BEGIN Provided material
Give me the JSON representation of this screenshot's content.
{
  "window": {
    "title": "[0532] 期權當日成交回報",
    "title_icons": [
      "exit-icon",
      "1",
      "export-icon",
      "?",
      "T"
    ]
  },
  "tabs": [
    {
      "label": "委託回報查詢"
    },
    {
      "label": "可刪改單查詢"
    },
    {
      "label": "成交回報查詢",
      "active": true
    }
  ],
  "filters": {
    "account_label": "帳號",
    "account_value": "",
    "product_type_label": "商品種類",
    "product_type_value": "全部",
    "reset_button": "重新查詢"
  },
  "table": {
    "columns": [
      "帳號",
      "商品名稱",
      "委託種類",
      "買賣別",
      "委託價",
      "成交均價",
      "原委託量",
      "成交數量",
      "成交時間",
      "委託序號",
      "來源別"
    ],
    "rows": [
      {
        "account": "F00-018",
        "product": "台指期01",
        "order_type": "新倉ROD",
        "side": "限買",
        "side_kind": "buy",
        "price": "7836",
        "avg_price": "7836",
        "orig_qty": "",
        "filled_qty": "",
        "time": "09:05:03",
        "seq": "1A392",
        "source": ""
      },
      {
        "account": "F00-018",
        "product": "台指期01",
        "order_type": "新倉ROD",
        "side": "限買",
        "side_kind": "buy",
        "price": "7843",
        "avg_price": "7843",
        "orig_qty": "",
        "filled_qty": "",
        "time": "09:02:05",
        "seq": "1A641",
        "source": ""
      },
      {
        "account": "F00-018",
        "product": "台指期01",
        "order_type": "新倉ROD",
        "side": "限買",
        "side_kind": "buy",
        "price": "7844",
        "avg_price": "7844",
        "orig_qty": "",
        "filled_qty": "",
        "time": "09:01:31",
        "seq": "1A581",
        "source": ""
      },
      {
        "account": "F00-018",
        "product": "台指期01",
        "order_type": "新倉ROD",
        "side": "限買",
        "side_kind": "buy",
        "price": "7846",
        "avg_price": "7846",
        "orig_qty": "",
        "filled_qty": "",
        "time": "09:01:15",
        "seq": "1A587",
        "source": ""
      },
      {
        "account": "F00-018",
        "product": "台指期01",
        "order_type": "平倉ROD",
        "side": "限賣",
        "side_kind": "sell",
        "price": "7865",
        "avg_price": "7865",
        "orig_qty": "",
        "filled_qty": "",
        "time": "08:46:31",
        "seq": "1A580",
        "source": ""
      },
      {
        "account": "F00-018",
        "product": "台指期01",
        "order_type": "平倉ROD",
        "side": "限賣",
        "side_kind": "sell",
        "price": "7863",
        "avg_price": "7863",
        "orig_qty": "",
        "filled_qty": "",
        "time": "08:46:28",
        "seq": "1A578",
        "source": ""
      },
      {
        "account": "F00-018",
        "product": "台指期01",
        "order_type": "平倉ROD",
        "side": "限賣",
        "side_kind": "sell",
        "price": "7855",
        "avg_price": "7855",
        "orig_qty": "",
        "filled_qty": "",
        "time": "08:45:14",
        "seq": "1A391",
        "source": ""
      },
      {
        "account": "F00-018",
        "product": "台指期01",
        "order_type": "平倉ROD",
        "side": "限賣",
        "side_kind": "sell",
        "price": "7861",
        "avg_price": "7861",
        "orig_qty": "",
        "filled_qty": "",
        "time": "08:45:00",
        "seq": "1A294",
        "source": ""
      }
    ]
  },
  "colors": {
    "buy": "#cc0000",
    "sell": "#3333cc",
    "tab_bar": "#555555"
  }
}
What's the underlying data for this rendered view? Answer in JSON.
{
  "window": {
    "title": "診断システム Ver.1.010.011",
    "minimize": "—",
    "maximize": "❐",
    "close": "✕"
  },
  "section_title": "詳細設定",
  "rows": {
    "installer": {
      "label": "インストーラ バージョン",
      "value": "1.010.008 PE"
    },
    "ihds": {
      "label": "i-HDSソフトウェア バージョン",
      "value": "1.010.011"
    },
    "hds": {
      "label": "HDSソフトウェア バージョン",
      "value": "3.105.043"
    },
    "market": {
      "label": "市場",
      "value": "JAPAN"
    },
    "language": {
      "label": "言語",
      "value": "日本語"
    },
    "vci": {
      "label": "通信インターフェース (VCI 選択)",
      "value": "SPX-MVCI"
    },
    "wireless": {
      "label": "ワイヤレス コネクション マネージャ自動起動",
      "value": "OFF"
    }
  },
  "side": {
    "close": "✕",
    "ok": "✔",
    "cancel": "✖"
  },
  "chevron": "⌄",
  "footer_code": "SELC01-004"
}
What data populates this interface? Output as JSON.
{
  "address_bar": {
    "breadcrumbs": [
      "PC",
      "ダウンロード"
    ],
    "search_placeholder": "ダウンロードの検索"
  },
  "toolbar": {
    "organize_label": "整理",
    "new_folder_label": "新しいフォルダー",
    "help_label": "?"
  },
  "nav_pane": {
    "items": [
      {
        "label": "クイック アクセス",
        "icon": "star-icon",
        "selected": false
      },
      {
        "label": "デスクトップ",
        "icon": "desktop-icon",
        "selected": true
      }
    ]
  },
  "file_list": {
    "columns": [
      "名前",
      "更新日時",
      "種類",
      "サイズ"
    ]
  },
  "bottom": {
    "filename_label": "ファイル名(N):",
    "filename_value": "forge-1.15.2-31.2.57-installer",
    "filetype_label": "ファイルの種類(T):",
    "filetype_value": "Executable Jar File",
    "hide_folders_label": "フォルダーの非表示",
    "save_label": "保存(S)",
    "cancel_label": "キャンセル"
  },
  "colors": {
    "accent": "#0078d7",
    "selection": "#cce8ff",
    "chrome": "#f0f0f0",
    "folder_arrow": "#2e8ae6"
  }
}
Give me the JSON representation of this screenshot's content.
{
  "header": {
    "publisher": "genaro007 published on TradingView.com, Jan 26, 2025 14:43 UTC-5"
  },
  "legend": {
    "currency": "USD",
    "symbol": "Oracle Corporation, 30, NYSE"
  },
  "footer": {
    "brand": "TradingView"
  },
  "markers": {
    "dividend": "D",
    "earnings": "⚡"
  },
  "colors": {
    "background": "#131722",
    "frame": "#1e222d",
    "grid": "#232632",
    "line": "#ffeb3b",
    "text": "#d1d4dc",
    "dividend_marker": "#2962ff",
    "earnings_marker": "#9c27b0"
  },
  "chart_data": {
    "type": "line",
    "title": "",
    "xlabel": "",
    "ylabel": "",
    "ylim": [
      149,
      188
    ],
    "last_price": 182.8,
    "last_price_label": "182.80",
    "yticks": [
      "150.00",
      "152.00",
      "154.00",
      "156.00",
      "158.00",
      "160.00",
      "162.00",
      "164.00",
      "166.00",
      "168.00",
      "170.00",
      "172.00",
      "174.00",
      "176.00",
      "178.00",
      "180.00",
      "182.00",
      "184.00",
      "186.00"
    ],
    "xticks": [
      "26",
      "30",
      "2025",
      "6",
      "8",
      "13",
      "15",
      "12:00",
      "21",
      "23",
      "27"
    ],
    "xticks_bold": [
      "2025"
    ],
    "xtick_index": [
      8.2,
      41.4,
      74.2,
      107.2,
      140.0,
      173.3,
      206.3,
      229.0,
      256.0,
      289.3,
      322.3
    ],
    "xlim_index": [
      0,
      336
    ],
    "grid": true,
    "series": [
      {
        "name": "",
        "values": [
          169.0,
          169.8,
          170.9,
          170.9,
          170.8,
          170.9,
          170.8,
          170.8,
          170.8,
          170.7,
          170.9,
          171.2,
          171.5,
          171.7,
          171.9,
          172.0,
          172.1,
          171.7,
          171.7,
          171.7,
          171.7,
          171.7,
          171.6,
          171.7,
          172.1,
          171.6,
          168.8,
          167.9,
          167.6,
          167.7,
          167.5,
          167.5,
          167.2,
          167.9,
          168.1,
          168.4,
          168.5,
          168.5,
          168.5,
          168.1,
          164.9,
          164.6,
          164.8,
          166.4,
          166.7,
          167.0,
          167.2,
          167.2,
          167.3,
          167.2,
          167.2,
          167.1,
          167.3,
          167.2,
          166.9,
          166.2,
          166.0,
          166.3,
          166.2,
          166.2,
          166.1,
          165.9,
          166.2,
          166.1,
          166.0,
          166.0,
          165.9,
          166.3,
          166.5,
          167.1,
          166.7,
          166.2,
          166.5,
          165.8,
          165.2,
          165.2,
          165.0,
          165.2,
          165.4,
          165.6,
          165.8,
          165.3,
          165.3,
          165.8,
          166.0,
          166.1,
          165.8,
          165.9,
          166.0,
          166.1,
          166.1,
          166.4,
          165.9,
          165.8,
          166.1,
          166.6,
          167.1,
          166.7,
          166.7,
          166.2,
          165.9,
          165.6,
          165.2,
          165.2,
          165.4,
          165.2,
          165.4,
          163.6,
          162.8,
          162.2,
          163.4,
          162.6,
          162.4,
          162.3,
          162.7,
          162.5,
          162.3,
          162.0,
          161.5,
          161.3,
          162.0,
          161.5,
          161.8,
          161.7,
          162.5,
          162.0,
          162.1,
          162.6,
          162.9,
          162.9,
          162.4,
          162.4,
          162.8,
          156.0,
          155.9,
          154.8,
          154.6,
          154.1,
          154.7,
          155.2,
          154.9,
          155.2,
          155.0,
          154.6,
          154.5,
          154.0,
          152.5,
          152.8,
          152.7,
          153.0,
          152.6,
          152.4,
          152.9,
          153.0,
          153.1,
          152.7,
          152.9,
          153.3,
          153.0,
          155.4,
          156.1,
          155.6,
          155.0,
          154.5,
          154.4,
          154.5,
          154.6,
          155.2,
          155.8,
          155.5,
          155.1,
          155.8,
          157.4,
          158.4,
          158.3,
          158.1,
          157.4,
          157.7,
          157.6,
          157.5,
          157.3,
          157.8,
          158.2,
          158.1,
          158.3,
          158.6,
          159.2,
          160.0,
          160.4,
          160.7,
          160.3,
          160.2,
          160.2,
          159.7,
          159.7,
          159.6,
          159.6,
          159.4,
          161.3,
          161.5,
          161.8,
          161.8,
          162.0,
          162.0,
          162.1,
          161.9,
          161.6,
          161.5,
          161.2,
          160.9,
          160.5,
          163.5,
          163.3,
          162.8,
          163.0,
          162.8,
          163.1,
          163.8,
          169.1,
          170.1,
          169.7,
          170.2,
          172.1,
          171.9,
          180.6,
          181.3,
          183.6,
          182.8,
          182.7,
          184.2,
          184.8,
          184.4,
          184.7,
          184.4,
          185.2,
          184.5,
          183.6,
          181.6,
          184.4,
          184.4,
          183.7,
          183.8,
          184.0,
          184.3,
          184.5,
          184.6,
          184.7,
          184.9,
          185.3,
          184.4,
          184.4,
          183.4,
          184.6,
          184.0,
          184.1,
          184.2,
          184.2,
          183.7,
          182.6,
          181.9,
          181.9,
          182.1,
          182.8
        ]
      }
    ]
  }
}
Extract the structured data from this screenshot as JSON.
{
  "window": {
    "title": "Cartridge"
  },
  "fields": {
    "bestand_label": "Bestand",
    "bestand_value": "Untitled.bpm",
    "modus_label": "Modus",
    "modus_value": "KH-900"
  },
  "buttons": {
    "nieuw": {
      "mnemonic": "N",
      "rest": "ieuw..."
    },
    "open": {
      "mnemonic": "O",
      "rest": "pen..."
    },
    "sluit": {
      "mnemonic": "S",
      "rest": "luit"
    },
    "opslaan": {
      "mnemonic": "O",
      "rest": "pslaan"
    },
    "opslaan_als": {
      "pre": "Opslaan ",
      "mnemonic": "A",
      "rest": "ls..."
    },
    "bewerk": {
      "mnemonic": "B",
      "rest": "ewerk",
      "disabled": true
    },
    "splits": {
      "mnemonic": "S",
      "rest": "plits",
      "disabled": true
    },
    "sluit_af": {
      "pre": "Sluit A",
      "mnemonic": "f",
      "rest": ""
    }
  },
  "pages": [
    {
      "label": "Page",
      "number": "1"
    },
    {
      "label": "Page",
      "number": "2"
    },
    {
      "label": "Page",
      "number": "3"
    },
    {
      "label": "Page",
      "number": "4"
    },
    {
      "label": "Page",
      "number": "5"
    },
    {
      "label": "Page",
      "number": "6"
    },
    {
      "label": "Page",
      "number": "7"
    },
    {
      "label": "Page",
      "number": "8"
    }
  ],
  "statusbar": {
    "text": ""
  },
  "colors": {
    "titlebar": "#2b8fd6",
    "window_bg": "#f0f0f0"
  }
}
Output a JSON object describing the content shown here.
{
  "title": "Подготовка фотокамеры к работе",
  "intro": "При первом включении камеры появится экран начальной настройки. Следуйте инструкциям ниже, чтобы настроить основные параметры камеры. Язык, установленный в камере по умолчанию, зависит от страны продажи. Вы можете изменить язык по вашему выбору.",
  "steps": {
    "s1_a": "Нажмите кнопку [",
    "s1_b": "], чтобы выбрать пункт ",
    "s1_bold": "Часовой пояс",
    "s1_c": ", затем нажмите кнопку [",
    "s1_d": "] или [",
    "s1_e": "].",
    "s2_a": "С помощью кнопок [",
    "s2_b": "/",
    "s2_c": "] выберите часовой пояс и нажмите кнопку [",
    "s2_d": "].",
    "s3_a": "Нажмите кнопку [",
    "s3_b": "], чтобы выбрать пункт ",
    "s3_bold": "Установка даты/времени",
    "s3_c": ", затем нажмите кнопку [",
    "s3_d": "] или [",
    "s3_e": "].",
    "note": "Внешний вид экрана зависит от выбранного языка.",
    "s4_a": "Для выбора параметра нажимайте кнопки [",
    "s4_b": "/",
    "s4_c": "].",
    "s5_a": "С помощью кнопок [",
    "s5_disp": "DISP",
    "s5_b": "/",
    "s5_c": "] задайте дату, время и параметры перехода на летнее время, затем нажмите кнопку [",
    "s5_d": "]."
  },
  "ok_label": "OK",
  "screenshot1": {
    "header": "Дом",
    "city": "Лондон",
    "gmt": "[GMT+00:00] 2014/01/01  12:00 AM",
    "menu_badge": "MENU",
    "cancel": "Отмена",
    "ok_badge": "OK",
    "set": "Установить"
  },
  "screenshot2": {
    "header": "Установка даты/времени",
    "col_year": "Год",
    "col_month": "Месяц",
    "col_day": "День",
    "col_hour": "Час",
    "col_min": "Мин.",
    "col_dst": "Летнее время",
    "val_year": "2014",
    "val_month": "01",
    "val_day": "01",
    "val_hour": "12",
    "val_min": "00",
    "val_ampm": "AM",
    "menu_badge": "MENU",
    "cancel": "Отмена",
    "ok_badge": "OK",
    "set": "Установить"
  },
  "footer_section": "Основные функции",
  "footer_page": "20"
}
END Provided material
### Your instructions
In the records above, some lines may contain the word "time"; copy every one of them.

### Solution for this task
        "time": "09:05:03",
        "time": "09:02:05",
        "time": "09:01:31",
        "time": "09:01:15",
        "time": "08:46:31",
        "time": "08:46:28",
        "time": "08:45:14",
        "time": "08:45:00",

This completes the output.